**What you should do:**
Each entry below should be echoed exactly, with pictures omitted.

(Data about app and page elements)
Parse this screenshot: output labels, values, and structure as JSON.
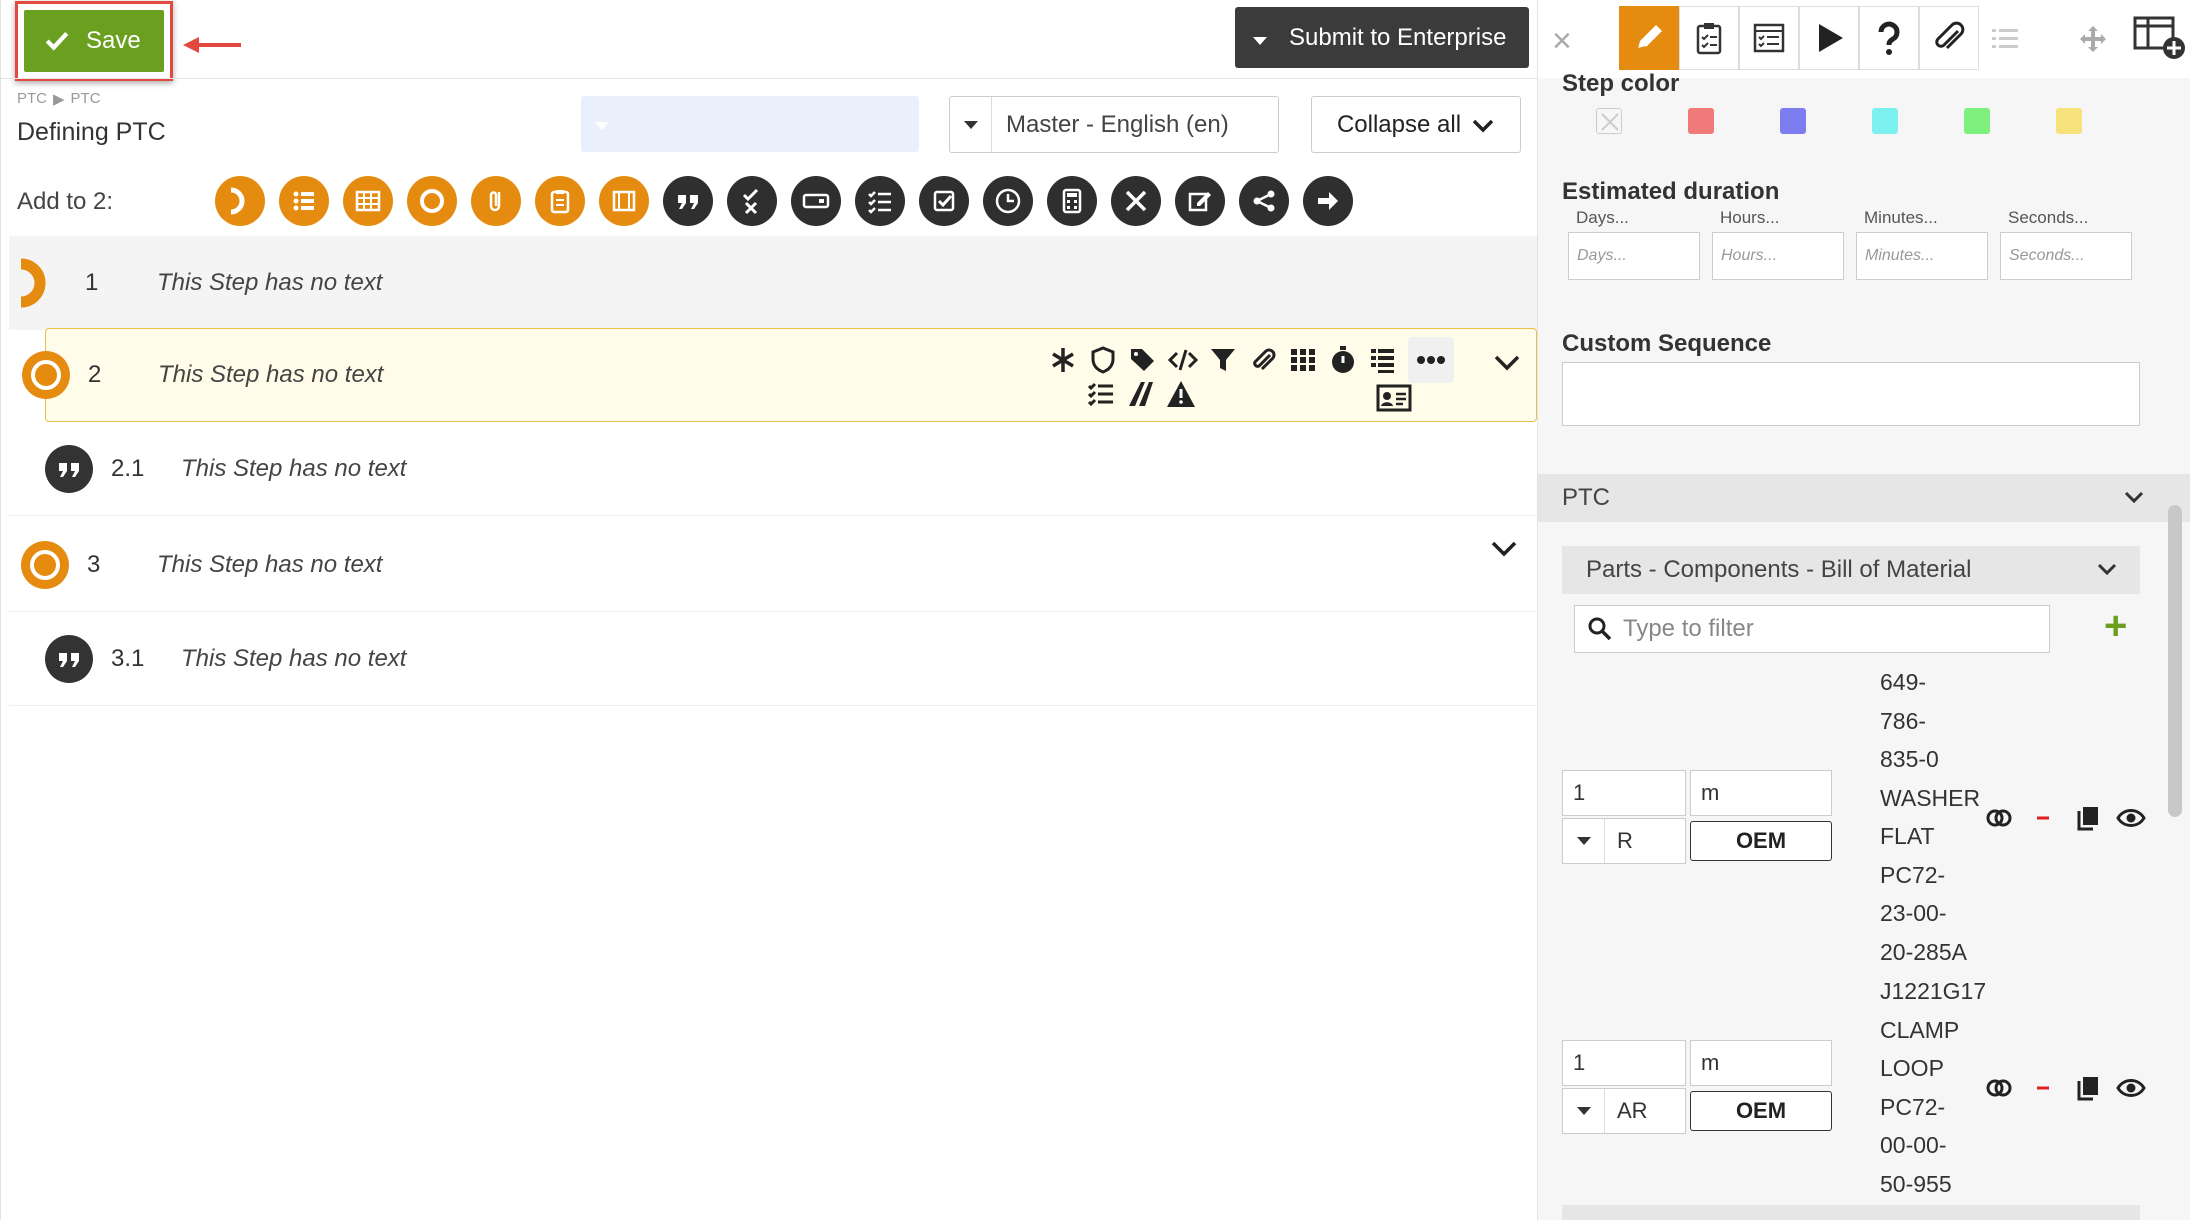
{
  "toolbar": {
    "save_label": "Save",
    "submit_label": "Submit to Enterprise"
  },
  "header": {
    "breadcrumb": [
      "PTC",
      "PTC"
    ],
    "title": "Defining PTC",
    "language": "Master - English (en)",
    "collapse_label": "Collapse all",
    "add_to_label": "Add to 2:"
  },
  "steps": [
    {
      "num": "1",
      "text": "This Step has no text",
      "icon": "half-ring-icon"
    },
    {
      "num": "2",
      "text": "This Step has no text",
      "icon": "ring-icon"
    },
    {
      "num": "2.1",
      "text": "This Step has no text",
      "icon": "quote-icon"
    },
    {
      "num": "3",
      "text": "This Step has no text",
      "icon": "ring-icon"
    },
    {
      "num": "3.1",
      "text": "This Step has no text",
      "icon": "quote-icon"
    }
  ],
  "right_panel": {
    "step_color_label": "Step color",
    "swatches": [
      "#e8e8e8",
      "#f07a7a",
      "#7d7df0",
      "#7df0f0",
      "#7df07d",
      "#f7e17a"
    ],
    "duration_label": "Estimated duration",
    "duration_fields": [
      {
        "label": "Days...",
        "placeholder": "Days..."
      },
      {
        "label": "Hours...",
        "placeholder": "Hours..."
      },
      {
        "label": "Minutes...",
        "placeholder": "Minutes..."
      },
      {
        "label": "Seconds...",
        "placeholder": "Seconds..."
      }
    ],
    "custom_sequence_label": "Custom Sequence",
    "ptc_label": "PTC",
    "bom_label": "Parts - Components - Bill of Material",
    "filter_placeholder": "Type to filter",
    "parts": [
      {
        "qty": "1",
        "unit": "m",
        "type": "R",
        "oem": "OEM",
        "text": "649-\n786-\n835-0\nWASHER\nFLAT\nPC72-\n23-00-\n20-285A"
      },
      {
        "qty": "1",
        "unit": "m",
        "type": "AR",
        "oem": "OEM",
        "text": "J1221G17\nCLAMP\nLOOP\nPC72-\n00-00-\n50-955"
      }
    ]
  },
  "colors": {
    "accent": "#e58b0f",
    "save_green": "#6a9f1f",
    "dark": "#3b3b3b",
    "highlight_red": "#e24a3f"
  }
}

**Task solution:**
Parse this screenshot: output labels, values, and structure as JSON.
{
  "toolbar": {
    "save_label": "Save",
    "submit_label": "Submit to Enterprise"
  },
  "header": {
    "breadcrumb": [
      "PTC",
      "PTC"
    ],
    "title": "Defining PTC",
    "language": "Master - English (en)",
    "collapse_label": "Collapse all",
    "add_to_label": "Add to 2:"
  },
  "steps": [
    {
      "num": "1",
      "text": "This Step has no text",
      "icon": "half-ring-icon"
    },
    {
      "num": "2",
      "text": "This Step has no text",
      "icon": "ring-icon"
    },
    {
      "num": "2.1",
      "text": "This Step has no text",
      "icon": "quote-icon"
    },
    {
      "num": "3",
      "text": "This Step has no text",
      "icon": "ring-icon"
    },
    {
      "num": "3.1",
      "text": "This Step has no text",
      "icon": "quote-icon"
    }
  ],
  "right_panel": {
    "step_color_label": "Step color",
    "swatches": [
      "#e8e8e8",
      "#f07a7a",
      "#7d7df0",
      "#7df0f0",
      "#7df07d",
      "#f7e17a"
    ],
    "duration_label": "Estimated duration",
    "duration_fields": [
      {
        "label": "Days...",
        "placeholder": "Days..."
      },
      {
        "label": "Hours...",
        "placeholder": "Hours..."
      },
      {
        "label": "Minutes...",
        "placeholder": "Minutes..."
      },
      {
        "label": "Seconds...",
        "placeholder": "Seconds..."
      }
    ],
    "custom_sequence_label": "Custom Sequence",
    "ptc_label": "PTC",
    "bom_label": "Parts - Components - Bill of Material",
    "filter_placeholder": "Type to filter",
    "parts": [
      {
        "qty": "1",
        "unit": "m",
        "type": "R",
        "oem": "OEM",
        "text": "649-\n786-\n835-0\nWASHER\nFLAT\nPC72-\n23-00-\n20-285A"
      },
      {
        "qty": "1",
        "unit": "m",
        "type": "AR",
        "oem": "OEM",
        "text": "J1221G17\nCLAMP\nLOOP\nPC72-\n00-00-\n50-955"
      }
    ]
  },
  "colors": {
    "accent": "#e58b0f",
    "save_green": "#6a9f1f",
    "dark": "#3b3b3b",
    "highlight_red": "#e24a3f"
  }
}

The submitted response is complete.